Taleen Shakouri from the University of Hertfordshire, will be developing a computer model of certain toxicology tests which has the potential to replace many experiments currently conducted on primates and mice.

SUPERVISOR: Dr Stewart Kirton - University of Hertfordshire

STUDENT: Miss Taleen Shakouri

When people take medicines the body has to break them down so that it can get rid of the waste products. This works in a lock and key fashion, where the medicine which is the “key”, seeks out and combines with a molecular “lock” which then coordinates the removal of the waste.

However, some people are better at breaking these medicines down than others due to differences in their genetic makeup.

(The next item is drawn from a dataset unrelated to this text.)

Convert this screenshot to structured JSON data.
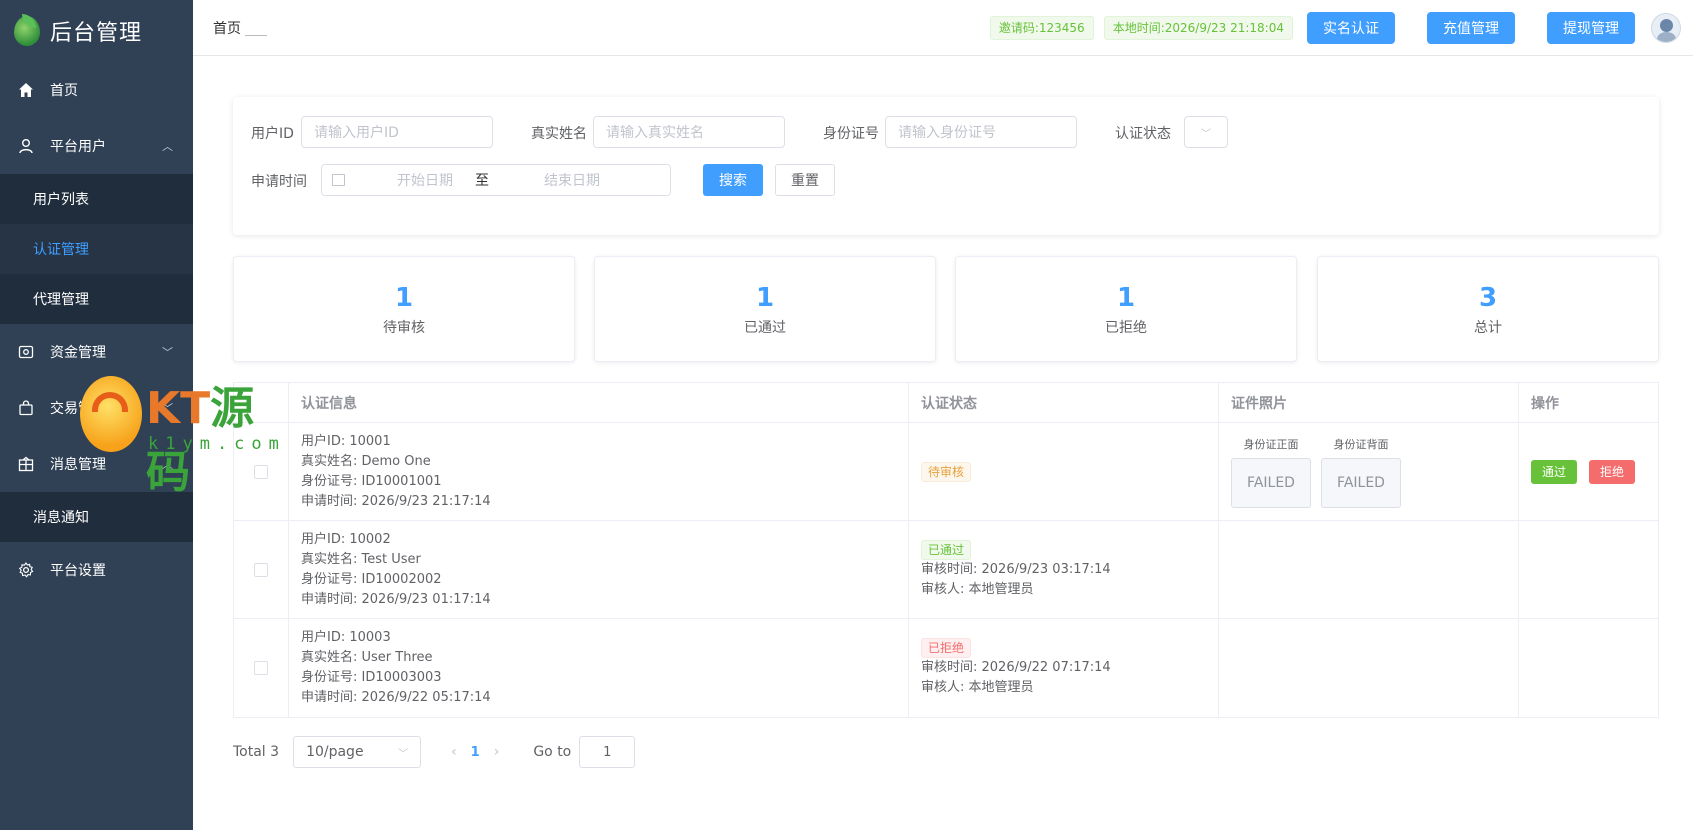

These genetic differences in those who are less able to break down medicines causes the structure of their molecular locks to become slightly altered so that the key does not fit properly, and cannot be broken down. \Individuals who are unable to break down medicines at the normal rate are at risk of becoming unwell due to a build-up of pharmaceuticals over time in their body, and currently assessing whether or not a new medicine is likely to accumulate in the body relies heavily on testing with animals. This is not completely reliable as small changes in the structure of the “locks” between animals and humans can give misleading results.

This project proposes the development of sophisticated computational techniques to replace the use of animals for such testing. Using powerful software that mimics the thought patterns of the human brain we will analyse the components that make up the medicines and use this information to accurately predict if the medicine is likely to be problematic for those individuals who metabolise medicines at a reduced rate compared to normal.

Recent publications show the most commonly used animal models for CYP2D liability are mice, beagles and rats [1], [2] although primates are also routinely used [3], [4]. Work carried out in the UK used the liver microsomes of five marmosets to establish how similar the metabolic profiles of debrisoquine were to humans, in order to establish the validity of the marmoset as an appropriate animal model. Results were inconclusive [4]. This is not uncommon. It is often reported that the results obtained regarding the affinity for CYP2D6 and metabolite profiles from animal models used are different from human liver microsomal studies [3]. Consequently, genetically modified humanized animal models have been developed.

REFERENCES: [1] Y. Zhu i., ‘DDPH, a novel antihypertensive agent, is a potential dual inhibitor of hepatic CYP2D and CYP3A’, Chem. Biol. Interact., vol. 247, pp. 55–63, Mar. 2016.; [2] H. Nishimuta et al., ‘Species differences in hepatic and intestinal metabolic activities for 43 human cytochrome P450 substrates between humans and rats or dogs’, Xenobiotica, vol. 43, no. 11, pp. 948–955, Nov. 2013.; [3] I. Yamamiya et al., ‘Species variation in the enantioselective metabolism of tegafur to 5-fluorouracil among rats, dogs and monkeys’, J. Pharm. Pharmacol., vol. 66, no. 12, pp. 1686–1697, Dec. 2014. [4] B. R. Cooke et al.,‘Debrisoquine Metabolism and CYP2D Expression in Marmoset Liver Microsomes’, Drug Metab. Dispos., vol. 40, no. 1, pp. 70–75, Jan. 2012.